Skip to main content Skip to navigation

Warwick Astronomy PhD projects

3D Model Atmospheres of White Dwarfs

The large majority of stars become white dwarfs following the successive phases of nuclear burning. We study these remnants in order to solve open questions related to the stellar formation history in the disk, the halo, and clusters of the Milky Way, and the fate of planetary systems. In addition to being probes of fundamental astrophysical relations, white dwarfs are fascinating compact matter laboratories. This project will be based on 3D radiation-hydrodynamics simulations of helium-rich white dwarf atmospheres, representing about 25% of the observed population.

The computation of 3D model atmospheres for stars has just reached its maturity in recent years.
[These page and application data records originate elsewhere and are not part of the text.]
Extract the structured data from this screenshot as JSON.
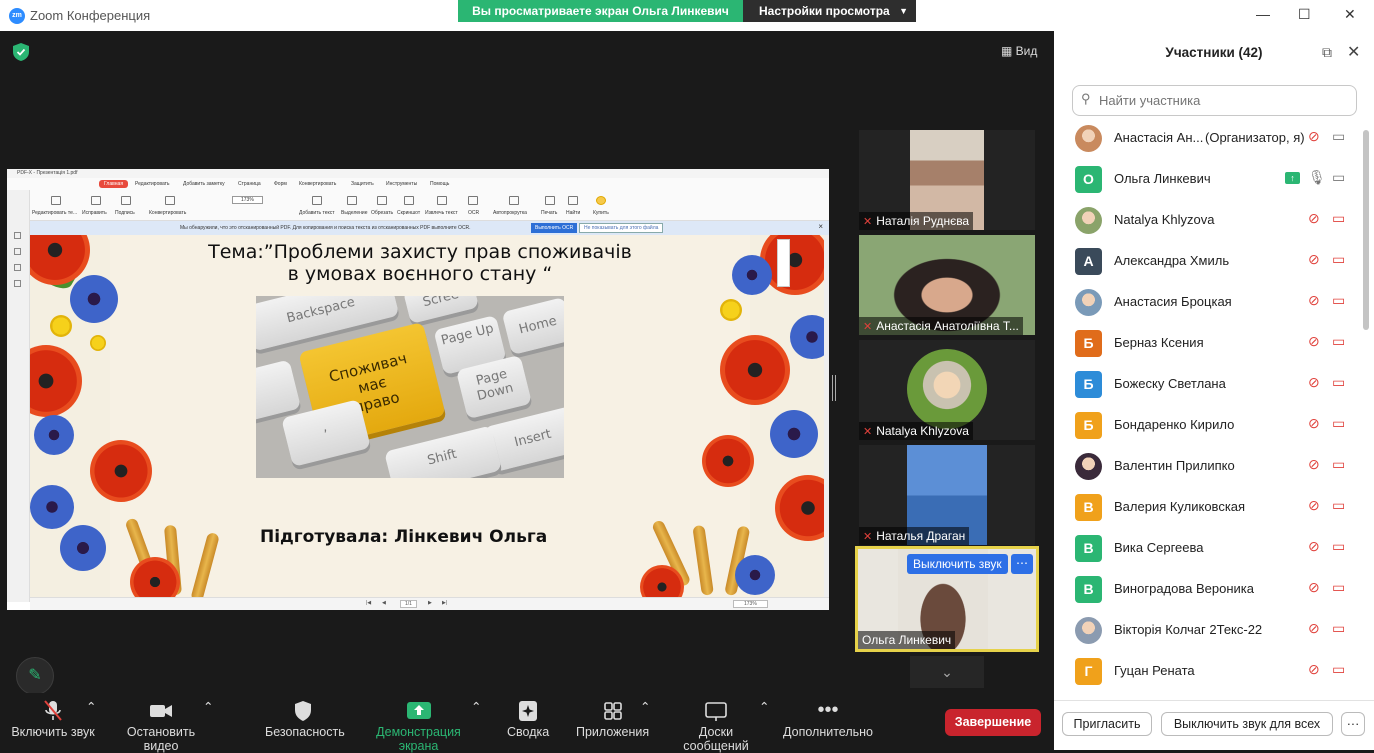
{
  "window": {
    "app_title": "Zoom Конференция",
    "logo_text": "zm",
    "share_banner": "Вы просматриваете экран Ольга Линкевич",
    "view_settings": "Настройки просмотра",
    "view_button": "Вид"
  },
  "pdf": {
    "title": "PDF-X - Презентація 1.pdf",
    "menu": [
      "Главная",
      "Редактировать",
      "Добавить заметку",
      "Страница",
      "Форм",
      "Конвертировать",
      "Защитить",
      "Инструменты",
      "Помощь"
    ],
    "toolbar": [
      "Редактировать те...",
      "Исправить",
      "Подпись",
      "Конвертировать",
      "Добавить текст",
      "Выделение",
      "Обрезать",
      "Скриншот",
      "Извлечь текст",
      "OCR",
      "Автопрокрутка",
      "Печать",
      "Найти",
      "Купить"
    ],
    "zoom": "173%",
    "ocr_message": "Мы обнаружили, что это отсканированный PDF. Для копирования и поиска текста из отсканированных PDF выполните OCR.",
    "ocr_button": "Выполнить OCR",
    "ocr_ignore": "Не показывать для этого файла",
    "page_indicator": "1/1",
    "status_zoom": "173%"
  },
  "slide": {
    "title": "Тема:”Проблеми захисту прав споживачів в умовах воєнного стану “",
    "author": "Підготувала: Лінкевич Ольга",
    "keys": {
      "main": "Споживач має право",
      "backspace": "Backspace",
      "screen": "Scree",
      "page_up": "Page Up",
      "home": "Home",
      "page_down": "Page Down",
      "insert": "Insert",
      "shift": "Shift",
      "comma": ","
    }
  },
  "tiles": [
    {
      "name": "Наталія Руднєва",
      "muted": true
    },
    {
      "name": "Анастасія Анатоліївна Т...",
      "muted": true
    },
    {
      "name": "Natalya Khlyzova",
      "muted": true
    },
    {
      "name": "Наталья Драган",
      "muted": true
    },
    {
      "name": "Ольга Линкевич",
      "muted": false
    }
  ],
  "tile_mute_button": "Выключить звук",
  "toolbar": {
    "mute": "Включить звук",
    "video": "Остановить видео",
    "security": "Безопасность",
    "share": "Демонстрация экрана",
    "summary": "Сводка",
    "apps": "Приложения",
    "whiteboards": "Доски сообщений",
    "more": "Дополнительно",
    "end": "Завершение"
  },
  "panel": {
    "title": "Участники (42)",
    "search_placeholder": "Найти участника",
    "invite": "Пригласить",
    "mute_all": "Выключить звук для всех",
    "more": "···"
  },
  "participants": [
    {
      "name": "Анастасія Ан...",
      "role": "(Организатор, я)",
      "initial": "",
      "color": "#c98a5e",
      "photo": true
    },
    {
      "name": "Ольга Линкевич",
      "initial": "О",
      "color": "#2bb673",
      "sharing": true
    },
    {
      "name": "Natalya Khlyzova",
      "initial": "",
      "color": "#8aa36a",
      "photo": true
    },
    {
      "name": "Александра Хмиль",
      "initial": "А",
      "color": "#3a4a5a"
    },
    {
      "name": "Анастасия Броцкая",
      "initial": "",
      "color": "#7a9ab8",
      "photo": true
    },
    {
      "name": "Берназ Ксения",
      "initial": "Б",
      "color": "#e06c1b"
    },
    {
      "name": "Божеску Светлана",
      "initial": "Б",
      "color": "#2d8cd8"
    },
    {
      "name": "Бондаренко Кирило",
      "initial": "Б",
      "color": "#f0a11b"
    },
    {
      "name": "Валентин Прилипко",
      "initial": "",
      "color": "#3a2a3a",
      "photo": true
    },
    {
      "name": "Валерия Куликовская",
      "initial": "В",
      "color": "#f0a11b"
    },
    {
      "name": "Вика Сергеева",
      "initial": "В",
      "color": "#2bb673"
    },
    {
      "name": "Виноградова Вероника",
      "initial": "В",
      "color": "#2bb673"
    },
    {
      "name": "Вікторія Колчаг 2Текс-22",
      "initial": "",
      "color": "#8b9bb0",
      "photo": true
    },
    {
      "name": "Гуцан Рената",
      "initial": "Г",
      "color": "#f0a11b"
    }
  ]
}
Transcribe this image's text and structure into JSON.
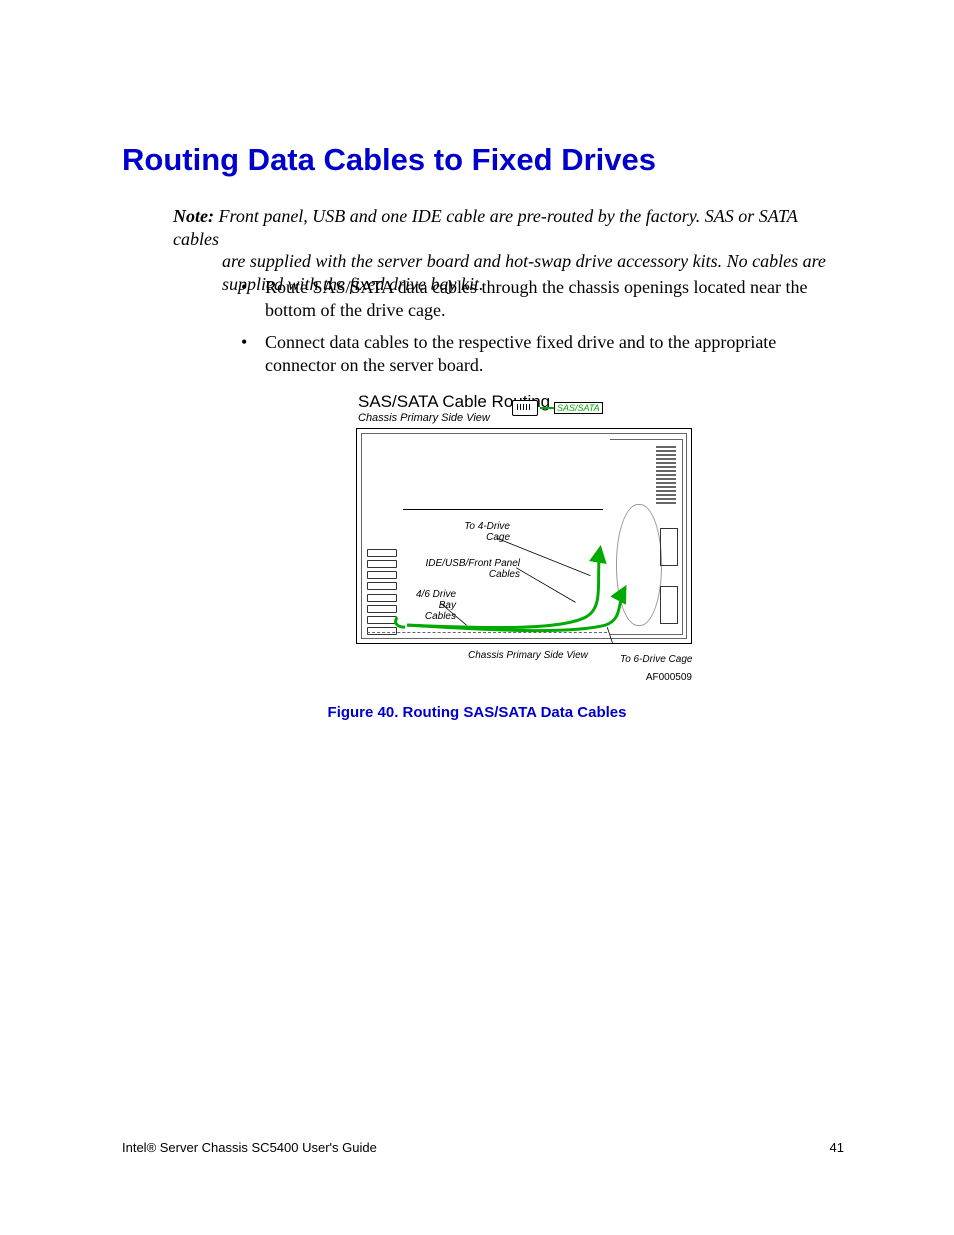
{
  "heading": "Routing Data Cables to Fixed Drives",
  "note": {
    "label": "Note:",
    "line1": "Front panel, USB and one IDE cable are pre-routed by the factory. SAS or SATA cables",
    "line2": "are supplied with the server board and hot-swap drive accessory kits. No cables are",
    "line3": "supplied with the fixed drive bay kit."
  },
  "bullets": [
    "Route SAS/SATA data cables through the chassis openings located near the bottom of the drive cage.",
    "Connect data cables to the respective fixed drive and to the appropriate connector on the server board."
  ],
  "figure": {
    "title": "SAS/SATA Cable Routing",
    "subtitle": "Chassis Primary Side View",
    "legend_label": "SAS/SATA",
    "lbl_to4": "To 4-Drive Cage",
    "lbl_ideusb": "IDE/USB/Front Panel Cables",
    "lbl_46drive": "4/6 Drive Bay Cables",
    "lbl_chassis2": "Chassis Primary Side View",
    "lbl_to6": "To 6-Drive Cage",
    "af": "AF000509",
    "caption": "Figure 40. Routing SAS/SATA Data Cables"
  },
  "footer": {
    "left": "Intel® Server Chassis SC5400 User's Guide",
    "right": "41"
  }
}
These simulations are based on the fundamental fluid mechanics equations, and do not assume the commonly used 1D analytical model of convection (mixing-length theory) with numerous free parameters. The first grid of 3D simulations using the CO5BOLD code have recently been computed for pure-hydrogen atmosphere white dwarfs. The new 3D simulations with effectively no free parameters have been employed to model the observed hydrogen Balmer lines in spectroscopic analyses. White dwarfs with radiative and convective atmospheres have derived mean masses that are now the same, in much better agreement with our understanding of stellar evolution.


Snapshot of a 3D white dwarf simulation at effective temperature Teff = 12,000 K and log g = 8 (cgs units) for a pure-hydrogen atmosphere. Left: temperature structure for a slice in the horizontal-vertical xz plane through a box with coordinates x,y,z (in km). The temperature is color coded from 60,000 (red) to 7000 K (blue). The arrows represent relative convective velocities. Right: emergent integrated intensity at the top of the horizontal xy plane. The root-mean-square intensity contrast with respect to the mean intensity is 18.8%, illustrating the significant deviation from the commonly used 1D approximation which corresponds to no horizontal contrast.

Within your PhD, you will be involved in the computation of CO5BOLD 3D simulations for helium-atmosphere white dwarfs. It expected that much can be learned about the physics of convection since these will be the first simulations of helium-dominated stellar atmospheres. The second step will involve the calculation of 3D spectra and the comparison with observations of white dwarfs, such as those from the SDSS (Sloan Digital Sky Survey), to assess about 3D effects on the fundamental stellar parameters (mass and age). These improved models will also be particularly useful to look at white dwarfs where the accretion of rocky asteroids is observed, which is a special expertise of the astrophysics group at Warwick. The helium-atmosphere white dwarfs are particularly interesting since the metals sink very rapidly at the bottom of the convection zone, and the accretion events must be very recent.

Supervisor: Pier-Emmanuel Tremblay

Please fill in our PhD enquiries form if you are interested in studying for a PhD in Astronomy at Warwick.